The crowded trade is therefore in tech, and it is easy for investors to forego other investment opportunities and only to own tech. Make no mistake, the tech bubble of the 2000’s was earmarked by listed ideas rather than real life companies. If we look at the free cash flow tech companies are producing it is startling. Below is a chart highlighting the growth in free cash in these companies. In previous newsletters I have spoken about the cash available to Google for instance. Which companies in the world can throw Billions at an idea and walk away if it doesn’t work? Only tech companies can do so:


Free Cash Flow as a % of sales for Tech Companies
So the price phenomena in tech isn’t just an idea bubble. These are real-life companies producing products which are sold to drive revenue. But non-tech companies seem to be producing their own share of free cash flow. Yes, it’s not quite as impressive as the tech giants but still, the increase in free cash has been on an upward trajectory which should stand them in good stead over time. In some cases, these companies’ prices relative to free cash flow are more attractive than their tech counterparts:
This is why diversification continues to be important. Not all the stocks in a portfolio are going to have the same payoff profile but over time the broad growth in GDP should lift them all. Over a decade one forgets the ups and downs as this is replaced by an overall return which favours good quality companies.
Author:- Cobie Legrange



The Rand/Dollar was exceptionally voaltile during the week  closed up  at R18.20  (R17.91, R18.37, R18.90, R18.87, R18.42, R18.26, R18.43, R18.51, R19.09, R18.68, R18.99, R18.76, R18.72, R19.15, R19.30, R18.97, R19.03, R18.80,  R18.78, R19.03).


The Rand/Pound closed at  R23.00( R22.63, R23.37, R24.18, R23.98, R23.46, R23.11, R23.80, R23.22, R23.62, R23.61, R23.93, R23.90, R24.06, R24.18, R24.47, R23.61, R24.03, R23.87, R23.86, R24.15.)  

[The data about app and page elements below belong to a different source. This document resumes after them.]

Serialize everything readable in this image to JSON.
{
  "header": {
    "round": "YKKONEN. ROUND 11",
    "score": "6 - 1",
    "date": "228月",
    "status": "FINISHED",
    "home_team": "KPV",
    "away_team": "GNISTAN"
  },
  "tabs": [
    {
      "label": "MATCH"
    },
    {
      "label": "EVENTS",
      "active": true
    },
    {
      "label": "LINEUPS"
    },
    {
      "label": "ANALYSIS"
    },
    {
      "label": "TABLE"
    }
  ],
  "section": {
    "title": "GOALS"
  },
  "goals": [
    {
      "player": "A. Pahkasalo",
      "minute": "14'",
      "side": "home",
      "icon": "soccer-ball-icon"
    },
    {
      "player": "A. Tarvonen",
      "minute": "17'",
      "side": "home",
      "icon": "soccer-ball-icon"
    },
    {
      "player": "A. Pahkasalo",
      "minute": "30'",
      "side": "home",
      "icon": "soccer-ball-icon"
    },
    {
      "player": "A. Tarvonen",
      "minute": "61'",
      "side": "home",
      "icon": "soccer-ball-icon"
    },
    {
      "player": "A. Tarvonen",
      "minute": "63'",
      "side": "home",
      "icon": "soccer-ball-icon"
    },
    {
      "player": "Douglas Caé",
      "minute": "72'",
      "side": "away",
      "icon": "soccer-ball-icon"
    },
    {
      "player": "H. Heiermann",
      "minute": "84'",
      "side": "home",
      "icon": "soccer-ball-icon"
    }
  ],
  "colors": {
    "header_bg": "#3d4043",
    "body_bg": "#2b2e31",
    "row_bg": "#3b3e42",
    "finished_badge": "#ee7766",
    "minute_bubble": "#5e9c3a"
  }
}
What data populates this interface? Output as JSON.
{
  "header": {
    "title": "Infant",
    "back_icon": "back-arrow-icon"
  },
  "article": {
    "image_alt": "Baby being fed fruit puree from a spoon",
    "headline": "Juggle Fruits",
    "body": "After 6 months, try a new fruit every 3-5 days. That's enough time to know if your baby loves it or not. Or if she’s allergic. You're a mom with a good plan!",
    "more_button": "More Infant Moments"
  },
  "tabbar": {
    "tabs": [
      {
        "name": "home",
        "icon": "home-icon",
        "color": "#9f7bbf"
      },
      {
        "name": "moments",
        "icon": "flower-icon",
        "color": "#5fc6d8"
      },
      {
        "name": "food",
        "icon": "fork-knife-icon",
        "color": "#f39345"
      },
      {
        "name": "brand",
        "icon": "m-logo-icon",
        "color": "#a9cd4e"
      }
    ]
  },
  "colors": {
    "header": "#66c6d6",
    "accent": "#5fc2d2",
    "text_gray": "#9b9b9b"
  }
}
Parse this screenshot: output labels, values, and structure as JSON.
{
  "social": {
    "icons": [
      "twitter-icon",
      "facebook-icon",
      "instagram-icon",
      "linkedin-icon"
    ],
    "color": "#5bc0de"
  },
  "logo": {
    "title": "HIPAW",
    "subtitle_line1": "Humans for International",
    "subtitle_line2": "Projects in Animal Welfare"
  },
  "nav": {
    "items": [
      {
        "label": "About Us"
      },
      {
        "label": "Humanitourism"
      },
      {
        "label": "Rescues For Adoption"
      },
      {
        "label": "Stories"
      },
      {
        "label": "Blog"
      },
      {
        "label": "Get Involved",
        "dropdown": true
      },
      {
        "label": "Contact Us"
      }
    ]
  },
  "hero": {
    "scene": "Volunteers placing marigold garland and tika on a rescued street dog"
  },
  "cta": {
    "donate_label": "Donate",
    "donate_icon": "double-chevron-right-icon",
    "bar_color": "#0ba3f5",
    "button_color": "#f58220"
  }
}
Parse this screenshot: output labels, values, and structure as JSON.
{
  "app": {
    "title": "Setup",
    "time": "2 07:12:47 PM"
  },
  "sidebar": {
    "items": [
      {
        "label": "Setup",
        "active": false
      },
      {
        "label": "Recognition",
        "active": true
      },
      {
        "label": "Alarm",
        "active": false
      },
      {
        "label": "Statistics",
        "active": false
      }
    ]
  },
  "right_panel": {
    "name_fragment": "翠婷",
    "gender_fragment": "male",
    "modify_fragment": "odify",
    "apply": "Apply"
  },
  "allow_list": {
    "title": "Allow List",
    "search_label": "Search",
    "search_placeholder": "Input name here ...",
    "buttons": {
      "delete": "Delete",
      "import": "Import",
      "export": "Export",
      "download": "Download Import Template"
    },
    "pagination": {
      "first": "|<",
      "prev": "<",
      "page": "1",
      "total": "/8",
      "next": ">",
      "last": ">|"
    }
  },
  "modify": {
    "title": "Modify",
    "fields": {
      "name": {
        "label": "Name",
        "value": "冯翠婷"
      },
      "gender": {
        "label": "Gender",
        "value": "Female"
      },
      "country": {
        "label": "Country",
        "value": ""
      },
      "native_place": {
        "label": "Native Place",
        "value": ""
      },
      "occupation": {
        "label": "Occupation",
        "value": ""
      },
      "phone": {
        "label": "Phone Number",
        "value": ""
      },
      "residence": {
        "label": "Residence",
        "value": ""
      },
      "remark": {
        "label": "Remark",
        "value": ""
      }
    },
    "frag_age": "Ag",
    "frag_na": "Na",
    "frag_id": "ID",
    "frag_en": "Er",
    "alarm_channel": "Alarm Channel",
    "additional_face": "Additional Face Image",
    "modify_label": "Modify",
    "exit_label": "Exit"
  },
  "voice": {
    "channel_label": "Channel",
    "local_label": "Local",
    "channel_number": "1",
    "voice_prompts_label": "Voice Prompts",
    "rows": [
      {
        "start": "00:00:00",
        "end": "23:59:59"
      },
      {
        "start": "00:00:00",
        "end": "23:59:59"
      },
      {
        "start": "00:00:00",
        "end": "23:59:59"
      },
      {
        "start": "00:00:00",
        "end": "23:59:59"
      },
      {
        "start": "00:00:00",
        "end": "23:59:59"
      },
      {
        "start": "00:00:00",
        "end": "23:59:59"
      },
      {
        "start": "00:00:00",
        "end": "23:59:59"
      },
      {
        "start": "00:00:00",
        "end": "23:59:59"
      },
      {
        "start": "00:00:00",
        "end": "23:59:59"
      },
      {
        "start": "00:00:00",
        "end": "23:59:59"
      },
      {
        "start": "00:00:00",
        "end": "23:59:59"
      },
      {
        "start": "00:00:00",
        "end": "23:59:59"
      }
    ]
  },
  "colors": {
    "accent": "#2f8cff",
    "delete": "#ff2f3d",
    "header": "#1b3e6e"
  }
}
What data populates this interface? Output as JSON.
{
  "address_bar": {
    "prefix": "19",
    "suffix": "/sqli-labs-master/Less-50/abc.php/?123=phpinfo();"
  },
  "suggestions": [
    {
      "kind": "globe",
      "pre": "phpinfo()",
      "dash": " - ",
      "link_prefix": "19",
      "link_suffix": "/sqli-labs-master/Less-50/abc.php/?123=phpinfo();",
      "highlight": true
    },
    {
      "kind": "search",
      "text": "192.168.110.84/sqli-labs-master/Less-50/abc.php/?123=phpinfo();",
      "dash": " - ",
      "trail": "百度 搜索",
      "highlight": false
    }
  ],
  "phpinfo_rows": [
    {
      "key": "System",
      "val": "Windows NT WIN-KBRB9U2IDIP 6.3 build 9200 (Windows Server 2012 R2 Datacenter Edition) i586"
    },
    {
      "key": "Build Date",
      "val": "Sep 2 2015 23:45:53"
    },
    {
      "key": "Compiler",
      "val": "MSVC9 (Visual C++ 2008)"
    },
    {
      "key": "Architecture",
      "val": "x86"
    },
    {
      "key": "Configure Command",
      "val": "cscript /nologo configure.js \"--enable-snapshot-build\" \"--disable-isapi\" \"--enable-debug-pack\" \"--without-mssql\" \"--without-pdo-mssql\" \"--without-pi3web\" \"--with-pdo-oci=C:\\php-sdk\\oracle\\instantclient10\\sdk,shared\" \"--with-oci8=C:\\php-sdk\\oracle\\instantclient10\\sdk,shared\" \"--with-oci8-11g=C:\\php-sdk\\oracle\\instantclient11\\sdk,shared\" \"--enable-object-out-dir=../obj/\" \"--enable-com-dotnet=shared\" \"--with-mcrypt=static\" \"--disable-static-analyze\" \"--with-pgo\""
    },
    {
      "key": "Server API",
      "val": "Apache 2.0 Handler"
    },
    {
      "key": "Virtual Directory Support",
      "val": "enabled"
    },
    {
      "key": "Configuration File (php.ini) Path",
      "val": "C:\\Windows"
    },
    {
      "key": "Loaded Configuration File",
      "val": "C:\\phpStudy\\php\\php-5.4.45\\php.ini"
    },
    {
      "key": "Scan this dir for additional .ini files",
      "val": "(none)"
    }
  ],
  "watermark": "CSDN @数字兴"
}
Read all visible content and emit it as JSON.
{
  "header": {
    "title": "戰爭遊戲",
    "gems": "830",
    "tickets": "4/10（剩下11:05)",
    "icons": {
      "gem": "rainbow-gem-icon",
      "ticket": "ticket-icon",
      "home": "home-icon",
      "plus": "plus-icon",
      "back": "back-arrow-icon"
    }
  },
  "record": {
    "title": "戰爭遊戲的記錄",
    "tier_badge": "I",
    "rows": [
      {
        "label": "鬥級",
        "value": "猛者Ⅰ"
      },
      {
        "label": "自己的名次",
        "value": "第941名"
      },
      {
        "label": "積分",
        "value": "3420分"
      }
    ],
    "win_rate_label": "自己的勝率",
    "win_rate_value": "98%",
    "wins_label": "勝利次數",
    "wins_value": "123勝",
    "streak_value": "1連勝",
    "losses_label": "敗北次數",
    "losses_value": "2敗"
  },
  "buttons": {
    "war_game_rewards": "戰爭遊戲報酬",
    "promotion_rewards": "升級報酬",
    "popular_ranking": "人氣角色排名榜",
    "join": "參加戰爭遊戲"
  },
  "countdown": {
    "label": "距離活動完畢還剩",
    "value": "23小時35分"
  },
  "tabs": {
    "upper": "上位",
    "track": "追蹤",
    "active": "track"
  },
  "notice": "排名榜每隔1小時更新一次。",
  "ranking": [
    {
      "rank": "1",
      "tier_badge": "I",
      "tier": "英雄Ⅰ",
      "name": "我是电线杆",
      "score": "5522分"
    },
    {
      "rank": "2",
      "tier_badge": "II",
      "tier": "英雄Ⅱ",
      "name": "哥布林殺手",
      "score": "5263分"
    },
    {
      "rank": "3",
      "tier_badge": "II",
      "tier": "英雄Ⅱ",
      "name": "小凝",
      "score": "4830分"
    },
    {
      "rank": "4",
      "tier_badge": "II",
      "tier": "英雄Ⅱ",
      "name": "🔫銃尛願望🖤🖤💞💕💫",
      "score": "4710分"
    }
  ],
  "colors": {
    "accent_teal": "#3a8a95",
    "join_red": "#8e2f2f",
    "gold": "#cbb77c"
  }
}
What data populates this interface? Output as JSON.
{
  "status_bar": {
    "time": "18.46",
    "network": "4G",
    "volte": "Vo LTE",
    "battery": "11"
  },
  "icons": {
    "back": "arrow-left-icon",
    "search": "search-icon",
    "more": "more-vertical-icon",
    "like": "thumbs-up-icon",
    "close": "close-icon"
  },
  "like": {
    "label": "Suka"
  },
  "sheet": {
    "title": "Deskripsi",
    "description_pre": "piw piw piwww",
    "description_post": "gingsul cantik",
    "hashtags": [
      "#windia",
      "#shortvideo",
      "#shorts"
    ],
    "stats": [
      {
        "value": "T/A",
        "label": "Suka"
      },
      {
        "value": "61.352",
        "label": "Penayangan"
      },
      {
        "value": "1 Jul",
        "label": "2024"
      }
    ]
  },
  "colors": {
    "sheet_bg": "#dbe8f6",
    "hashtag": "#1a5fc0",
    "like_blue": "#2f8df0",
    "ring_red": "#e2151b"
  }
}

The Rand/Euro closed the week well up at  R19.49 (R19.14, R19.67, R20.59, R20.42, R19.97, R19.08, R19.86, R19.92, R20.35, R20.25, R20.56, R20.43, R20.47, R20.71, R20.93 R20.38, R20.51, R20.38, R20.40, R20.72.)


Brent Crude: Brent closed the week up at $84.86 ($85.22, $82.30, $79.91, $81.73, $82.16, $83.43, $82.73, $82.82,$87.39, $90.87, $86.58, $85.33, $81.80, $83.80, $83.40,$83.14 $80.91, $77.36, $83.66, $78.33.) This price rise is due to the building back of inventories and increased tensions in the Red Sea which will interrupt deliveries.   

Bitcoin was down again at $61,436 ( $65,635, $ 66.975, $71,257, $68,362, $69,391, $66 328, $60,880, $63,154, $64,135, $68,804, $64,681, $69,078, $68,340, $62,315, $54,649, $52,510, $47,195, $ 42,897, $41,608, $41,680).  

Articles and Blogs: 

Taking a holistic view of your wealth NEW
Why do I need a financial advisor ? 
Costs Fees and Commissions 
The NHI and what to do about it 
New-Normal for Retirement? 
Locking-In Interest rates – The inflation story 
Situs – The Myths and Reality
Tax Residency – New Rules new headaches  Are retirement annuities dead 
A new look at retirement
Offshore investing – an unpopular opinion  

Cobie Legrange and Dawn Ridler, 
Rexsolom Invest, Licensed FSP 45521.